It started with Phillip Russom, an in-house TDWI analyst talking a bit about preparing data without ever using the words extraction and transformation. The most interesting point he made was an aside in the main presentation, but one that should be brought to the fore: What’s SMB?

Most of us think of SMB as Small-to-Medium sized Businesses. His point was that it’s really Small-to-Medium sized Budgets. Many folks involved in enterprise software understand that you often don’t sell an enterprise license up front. A software vendor will sell to a department or a business division with a smaller budget that needs to get something done. Then the tactic is to expand within the enterprise to build it into a major account. Mr. Russom makes the great point that the tactics to sell into the smaller groups in an enterprise are very similar to those uses to sell to smaller businesses, so maybe there are opportunities being left on the table by smaller vendors.

His other key point needs a webinar of its own. He mentioned that companies looking for Cloud analytics should “make sure Cloud solutions are optimized for data and not for applications.” It’s the data that’s important, how you get it and how you prepare it. That’s what has to be supported first, then applications can access the data. Sadly, he said that and moved on without any real details on what that preparation means. I’d like to see more details.

The main speaker was Alice Westerfield, Sr. VP of Enterprise Sales at Liason Technologies. Her main point followed Russom’s lead in by pushing that a good analytics platform requires moving from an application centric approach to a data centric one. No surprise, Liaison has one handy. Most importantly, it’s a Cloud approach, one they’ve been offering before Cloud became the buzzword.

Alice was brief but focused on their history of supporting integration in the Cloud. The four main benefits she mentioned were:

  • Data Integration
  • Data Transformation
  • Data Management
  • Data Security

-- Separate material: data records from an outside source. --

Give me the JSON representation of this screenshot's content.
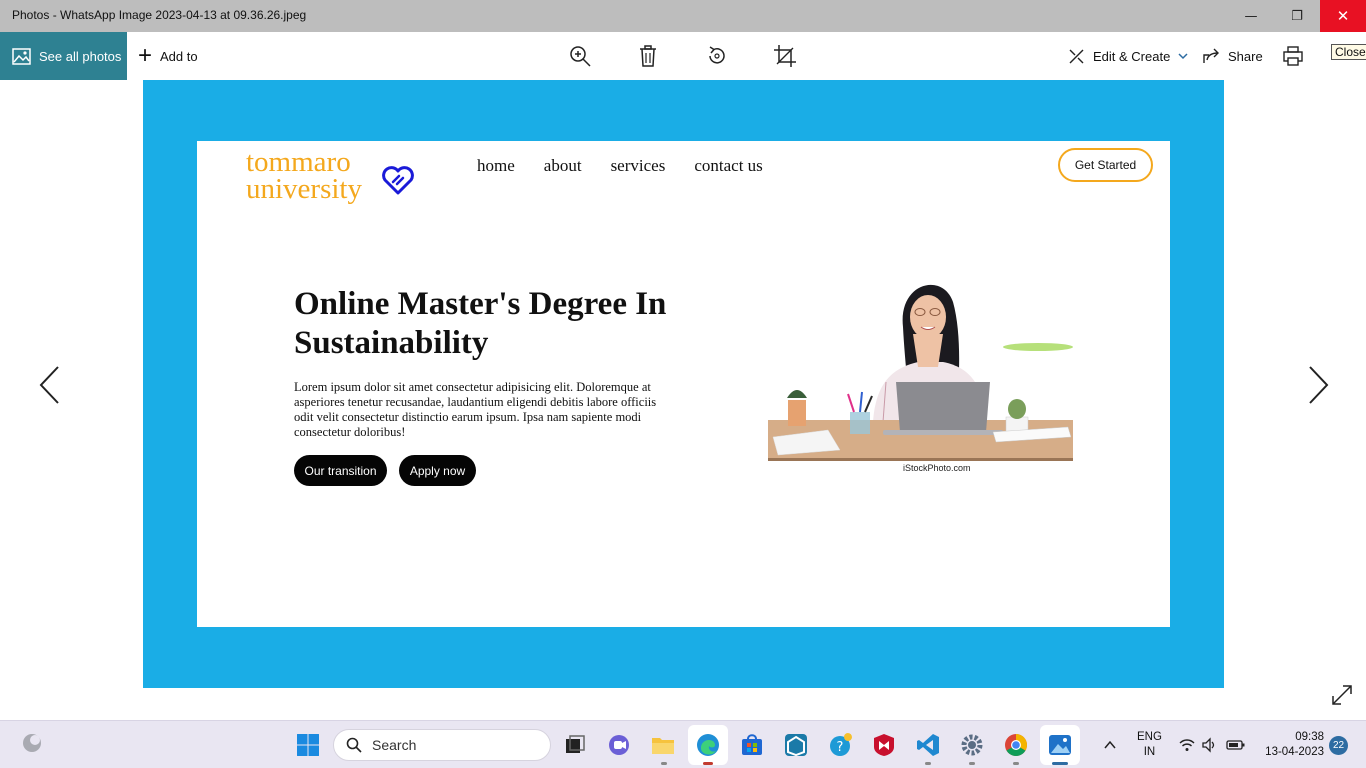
{
  "window": {
    "title": "Photos - WhatsApp Image 2023-04-13 at 09.36.26.jpeg",
    "minimize_glyph": "—",
    "maximize_glyph": "❐",
    "close_glyph": "✕"
  },
  "toolbar": {
    "see_all_photos": "See all photos",
    "add_to": "Add to",
    "edit_create": "Edit & Create",
    "share": "Share",
    "close_tooltip": "Close",
    "icons": [
      "zoom-in-icon",
      "delete-icon",
      "rotate-icon",
      "crop-icon",
      "print-icon"
    ]
  },
  "photo": {
    "background_color": "#1aade6",
    "site": {
      "logo_line1": "tommaro",
      "logo_line2": "university",
      "logo_color": "#f4a81d",
      "nav": [
        "home",
        "about",
        "services",
        "contact us"
      ],
      "cta": "Get Started",
      "headline": "Online Master's Degree In Sustainability",
      "body": "Lorem ipsum dolor sit amet consectetur adipisicing elit. Doloremque at asperiores tenetur recusandae, laudantium eligendi debitis labore officiis odit velit consectetur distinctio earum ipsum. Ipsa nam sapiente modi consectetur doloribus!",
      "buttons": [
        "Our transition",
        "Apply now"
      ],
      "image_watermark": "iStockPhoto.com"
    }
  },
  "taskbar": {
    "search_placeholder": "Search",
    "language_line1": "ENG",
    "language_line2": "IN",
    "time": "09:38",
    "date": "13-04-2023",
    "notification_count": "22"
  }
}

That makes sense and we all know how important the last one, security, matters before people are willing to perform the first three on the Cloud. However, it’s the changing nature of the data game that means I want to focus on the first, data integration.

While Liaison talks about the benefits of leveraging their years of integration skills rather than reinventing or needing to take new integrations and install them in an on-premises solution, there’s another Cloud aspect that I think is critical. Most businesses use a mix of applications and many are already on the Cloud. Add to that the mobile nature of today’s generation of BI solutions which are provided in the Cloud. It makes sense for many SMBs to leverage that. Why take data from Cloud apps, move them on-premises and then move them back to the Cloud? Using a service such as Liaison simplifies and speeds the process of meshing data from within and outside of the firewall and then providing wide access to knowledge workers through the new BI interfaces.

For the foreseeable future, there will continue to be reasons for keeping data within the firewall, but for most data and most companies, a solution such as Liaison’s would seem to be an opportunity to quickly integrate data and share it as broadly as required.